● **Description of the task**: Wherever the string "resources" shows up in the material below, copy that line.

● **Listed records**:
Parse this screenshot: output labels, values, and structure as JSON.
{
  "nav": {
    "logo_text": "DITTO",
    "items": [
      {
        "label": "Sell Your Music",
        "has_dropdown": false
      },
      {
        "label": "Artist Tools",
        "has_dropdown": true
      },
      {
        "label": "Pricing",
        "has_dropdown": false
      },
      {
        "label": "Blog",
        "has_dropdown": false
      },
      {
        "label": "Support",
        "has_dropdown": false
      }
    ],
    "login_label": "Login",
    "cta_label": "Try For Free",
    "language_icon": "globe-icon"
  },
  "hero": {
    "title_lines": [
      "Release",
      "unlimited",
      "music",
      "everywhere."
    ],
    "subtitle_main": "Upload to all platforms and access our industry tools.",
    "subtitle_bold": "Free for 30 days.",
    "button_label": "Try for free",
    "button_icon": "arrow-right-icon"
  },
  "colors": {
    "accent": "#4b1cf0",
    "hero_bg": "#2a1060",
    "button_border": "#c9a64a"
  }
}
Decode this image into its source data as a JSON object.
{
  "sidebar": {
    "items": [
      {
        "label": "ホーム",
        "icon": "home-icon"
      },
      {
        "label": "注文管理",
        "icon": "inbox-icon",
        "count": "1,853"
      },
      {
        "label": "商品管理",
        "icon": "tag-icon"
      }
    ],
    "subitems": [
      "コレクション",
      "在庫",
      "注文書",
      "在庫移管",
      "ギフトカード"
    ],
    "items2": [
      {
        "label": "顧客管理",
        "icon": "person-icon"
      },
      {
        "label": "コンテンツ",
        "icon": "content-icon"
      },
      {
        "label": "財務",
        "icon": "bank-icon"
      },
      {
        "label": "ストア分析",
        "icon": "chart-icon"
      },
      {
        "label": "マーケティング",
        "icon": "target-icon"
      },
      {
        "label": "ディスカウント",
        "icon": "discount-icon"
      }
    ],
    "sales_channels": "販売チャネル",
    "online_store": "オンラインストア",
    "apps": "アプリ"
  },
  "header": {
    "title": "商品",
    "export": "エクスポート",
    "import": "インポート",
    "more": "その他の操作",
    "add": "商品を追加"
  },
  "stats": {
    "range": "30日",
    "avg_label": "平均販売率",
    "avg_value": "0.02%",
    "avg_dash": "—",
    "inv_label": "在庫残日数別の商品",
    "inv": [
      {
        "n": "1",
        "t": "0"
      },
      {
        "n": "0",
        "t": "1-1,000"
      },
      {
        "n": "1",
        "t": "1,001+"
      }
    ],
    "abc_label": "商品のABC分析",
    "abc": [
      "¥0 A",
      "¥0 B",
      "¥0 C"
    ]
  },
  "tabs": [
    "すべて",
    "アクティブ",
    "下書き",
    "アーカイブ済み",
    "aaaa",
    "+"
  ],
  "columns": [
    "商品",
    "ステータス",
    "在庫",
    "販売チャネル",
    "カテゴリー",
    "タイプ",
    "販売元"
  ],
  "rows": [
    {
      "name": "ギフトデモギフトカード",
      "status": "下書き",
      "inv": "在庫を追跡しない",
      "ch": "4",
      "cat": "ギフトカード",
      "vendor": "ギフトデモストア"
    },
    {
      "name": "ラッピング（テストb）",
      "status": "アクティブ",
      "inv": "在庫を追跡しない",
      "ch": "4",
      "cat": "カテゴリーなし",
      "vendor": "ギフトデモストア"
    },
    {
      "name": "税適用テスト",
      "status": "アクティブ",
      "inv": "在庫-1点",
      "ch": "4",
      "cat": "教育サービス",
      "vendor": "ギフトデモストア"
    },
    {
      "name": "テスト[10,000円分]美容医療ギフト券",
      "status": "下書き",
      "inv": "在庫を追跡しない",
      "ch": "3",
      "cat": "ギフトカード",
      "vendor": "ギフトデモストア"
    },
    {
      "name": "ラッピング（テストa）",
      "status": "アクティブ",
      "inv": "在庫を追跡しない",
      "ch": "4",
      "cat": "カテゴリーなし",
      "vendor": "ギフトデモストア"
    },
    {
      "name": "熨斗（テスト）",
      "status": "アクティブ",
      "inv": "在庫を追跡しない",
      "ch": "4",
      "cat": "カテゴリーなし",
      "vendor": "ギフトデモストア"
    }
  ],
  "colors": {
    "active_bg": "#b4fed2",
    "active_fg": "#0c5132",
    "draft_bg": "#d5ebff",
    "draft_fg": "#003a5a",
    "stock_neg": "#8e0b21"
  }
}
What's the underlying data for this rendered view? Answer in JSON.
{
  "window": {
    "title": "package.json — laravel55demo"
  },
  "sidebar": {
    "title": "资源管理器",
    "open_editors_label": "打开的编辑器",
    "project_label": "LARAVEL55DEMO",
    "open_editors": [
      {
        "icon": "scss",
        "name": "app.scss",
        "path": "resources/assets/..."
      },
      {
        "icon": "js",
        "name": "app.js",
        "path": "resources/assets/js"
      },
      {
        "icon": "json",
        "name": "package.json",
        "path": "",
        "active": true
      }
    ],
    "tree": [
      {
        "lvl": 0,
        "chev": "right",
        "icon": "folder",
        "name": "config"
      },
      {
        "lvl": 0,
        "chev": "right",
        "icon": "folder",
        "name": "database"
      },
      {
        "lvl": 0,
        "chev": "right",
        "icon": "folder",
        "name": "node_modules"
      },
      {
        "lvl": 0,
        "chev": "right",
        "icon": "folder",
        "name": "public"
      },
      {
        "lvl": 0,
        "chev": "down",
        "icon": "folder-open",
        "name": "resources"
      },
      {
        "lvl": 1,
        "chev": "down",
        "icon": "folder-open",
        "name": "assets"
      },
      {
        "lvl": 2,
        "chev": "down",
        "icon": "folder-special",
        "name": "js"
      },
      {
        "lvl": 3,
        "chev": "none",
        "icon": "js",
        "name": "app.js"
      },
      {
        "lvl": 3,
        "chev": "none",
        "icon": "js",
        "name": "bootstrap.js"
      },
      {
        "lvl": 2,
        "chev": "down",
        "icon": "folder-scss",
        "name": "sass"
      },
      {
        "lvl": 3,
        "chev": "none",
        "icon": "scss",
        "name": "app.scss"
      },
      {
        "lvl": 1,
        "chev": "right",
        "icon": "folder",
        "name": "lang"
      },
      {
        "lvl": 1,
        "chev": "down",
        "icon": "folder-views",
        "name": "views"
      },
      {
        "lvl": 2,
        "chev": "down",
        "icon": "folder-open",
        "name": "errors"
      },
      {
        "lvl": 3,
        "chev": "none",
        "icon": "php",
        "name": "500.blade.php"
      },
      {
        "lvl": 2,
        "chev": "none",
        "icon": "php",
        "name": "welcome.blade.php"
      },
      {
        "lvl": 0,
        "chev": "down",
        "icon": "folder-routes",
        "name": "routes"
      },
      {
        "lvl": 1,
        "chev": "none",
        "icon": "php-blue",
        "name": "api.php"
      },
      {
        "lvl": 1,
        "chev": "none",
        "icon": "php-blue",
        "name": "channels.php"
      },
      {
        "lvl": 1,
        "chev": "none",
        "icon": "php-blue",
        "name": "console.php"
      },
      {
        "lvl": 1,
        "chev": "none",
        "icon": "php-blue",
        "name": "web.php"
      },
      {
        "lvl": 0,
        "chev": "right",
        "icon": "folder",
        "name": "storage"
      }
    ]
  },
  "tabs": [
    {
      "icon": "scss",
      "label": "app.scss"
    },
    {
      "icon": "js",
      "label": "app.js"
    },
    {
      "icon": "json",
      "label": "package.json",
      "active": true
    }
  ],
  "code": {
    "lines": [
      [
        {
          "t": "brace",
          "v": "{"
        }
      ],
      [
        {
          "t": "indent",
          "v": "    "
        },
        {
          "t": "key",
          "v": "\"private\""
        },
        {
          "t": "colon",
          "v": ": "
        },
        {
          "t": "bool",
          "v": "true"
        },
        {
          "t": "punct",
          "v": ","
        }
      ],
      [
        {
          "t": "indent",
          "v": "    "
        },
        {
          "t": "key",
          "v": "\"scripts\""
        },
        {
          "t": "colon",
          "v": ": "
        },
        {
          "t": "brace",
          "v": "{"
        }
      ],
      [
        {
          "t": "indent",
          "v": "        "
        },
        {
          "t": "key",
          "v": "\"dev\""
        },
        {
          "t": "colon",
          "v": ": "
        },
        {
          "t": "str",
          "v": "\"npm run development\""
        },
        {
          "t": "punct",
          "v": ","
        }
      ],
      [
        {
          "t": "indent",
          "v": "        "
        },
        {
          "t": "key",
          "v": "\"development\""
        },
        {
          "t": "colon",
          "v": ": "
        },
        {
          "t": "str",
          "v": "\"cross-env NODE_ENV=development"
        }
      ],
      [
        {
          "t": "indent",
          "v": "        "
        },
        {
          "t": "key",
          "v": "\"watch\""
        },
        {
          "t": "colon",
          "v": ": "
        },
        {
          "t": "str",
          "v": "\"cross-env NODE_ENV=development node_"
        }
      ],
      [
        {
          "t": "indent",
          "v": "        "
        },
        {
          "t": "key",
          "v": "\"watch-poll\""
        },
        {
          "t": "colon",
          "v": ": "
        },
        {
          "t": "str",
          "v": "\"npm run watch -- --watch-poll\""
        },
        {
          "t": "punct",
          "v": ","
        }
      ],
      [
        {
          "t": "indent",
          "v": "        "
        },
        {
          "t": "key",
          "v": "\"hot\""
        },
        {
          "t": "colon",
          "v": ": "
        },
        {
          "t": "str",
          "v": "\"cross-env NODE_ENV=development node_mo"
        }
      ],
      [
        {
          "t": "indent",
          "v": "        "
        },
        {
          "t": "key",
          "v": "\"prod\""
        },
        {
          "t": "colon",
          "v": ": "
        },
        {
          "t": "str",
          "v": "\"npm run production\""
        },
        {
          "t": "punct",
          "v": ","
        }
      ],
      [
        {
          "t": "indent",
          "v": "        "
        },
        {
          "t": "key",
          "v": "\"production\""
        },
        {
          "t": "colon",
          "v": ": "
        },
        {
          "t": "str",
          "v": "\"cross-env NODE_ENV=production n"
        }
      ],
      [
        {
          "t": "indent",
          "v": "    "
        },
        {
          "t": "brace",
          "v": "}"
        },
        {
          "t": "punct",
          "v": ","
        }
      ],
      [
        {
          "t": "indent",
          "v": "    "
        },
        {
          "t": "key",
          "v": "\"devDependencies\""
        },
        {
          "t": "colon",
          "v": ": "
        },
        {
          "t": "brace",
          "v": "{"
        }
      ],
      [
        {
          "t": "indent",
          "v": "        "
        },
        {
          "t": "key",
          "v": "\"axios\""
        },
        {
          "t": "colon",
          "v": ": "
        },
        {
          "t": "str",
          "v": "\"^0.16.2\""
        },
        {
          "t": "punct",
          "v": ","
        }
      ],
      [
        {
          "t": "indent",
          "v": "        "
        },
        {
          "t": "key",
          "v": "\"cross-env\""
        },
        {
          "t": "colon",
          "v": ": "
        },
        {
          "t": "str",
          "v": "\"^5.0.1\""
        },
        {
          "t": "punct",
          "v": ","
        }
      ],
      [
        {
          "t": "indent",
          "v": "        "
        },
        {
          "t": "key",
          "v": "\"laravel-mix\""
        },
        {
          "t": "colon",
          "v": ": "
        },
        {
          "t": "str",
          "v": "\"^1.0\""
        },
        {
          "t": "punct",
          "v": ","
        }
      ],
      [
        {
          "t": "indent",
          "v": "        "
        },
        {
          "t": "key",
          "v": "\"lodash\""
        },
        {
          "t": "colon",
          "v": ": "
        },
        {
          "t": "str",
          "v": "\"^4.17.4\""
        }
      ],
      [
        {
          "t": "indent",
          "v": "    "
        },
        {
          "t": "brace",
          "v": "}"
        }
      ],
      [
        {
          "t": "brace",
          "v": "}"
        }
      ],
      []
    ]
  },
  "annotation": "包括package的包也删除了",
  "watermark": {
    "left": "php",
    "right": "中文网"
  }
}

● **Your solution**:
        "path": "resources/assets/..."
        "path": "resources/assets/js"
        "name": "resources"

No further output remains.